Records to use below:

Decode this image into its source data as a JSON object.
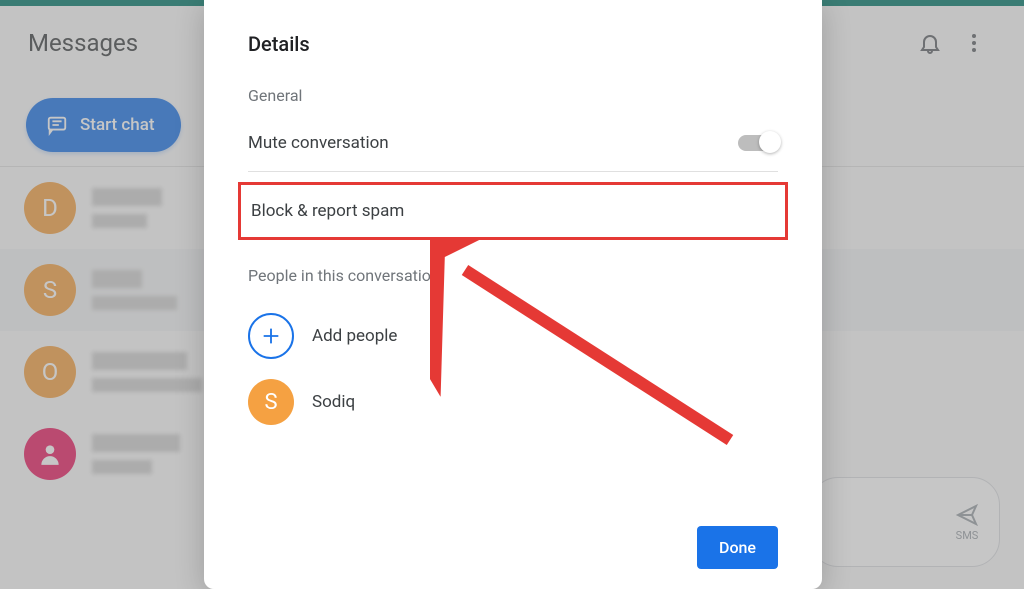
{
  "header": {
    "title": "Messages"
  },
  "start_chat": {
    "label": "Start chat"
  },
  "conversations": [
    {
      "initial": "D",
      "color": "orange"
    },
    {
      "initial": "S",
      "color": "orange"
    },
    {
      "initial": "O",
      "color": "orange"
    },
    {
      "initial": "",
      "color": "pink",
      "icon": "person"
    }
  ],
  "compose": {
    "send_label": "SMS"
  },
  "modal": {
    "title": "Details",
    "general_label": "General",
    "mute_label": "Mute conversation",
    "mute_on": false,
    "block_label": "Block & report spam",
    "people_label": "People in this conversation",
    "add_people_label": "Add people",
    "participant": {
      "name": "Sodiq",
      "initial": "S"
    },
    "done_label": "Done"
  },
  "annotation": {
    "highlight_target": "block-report-spam"
  }
}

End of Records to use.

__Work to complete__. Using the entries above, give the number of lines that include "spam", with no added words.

__Written solution__. 2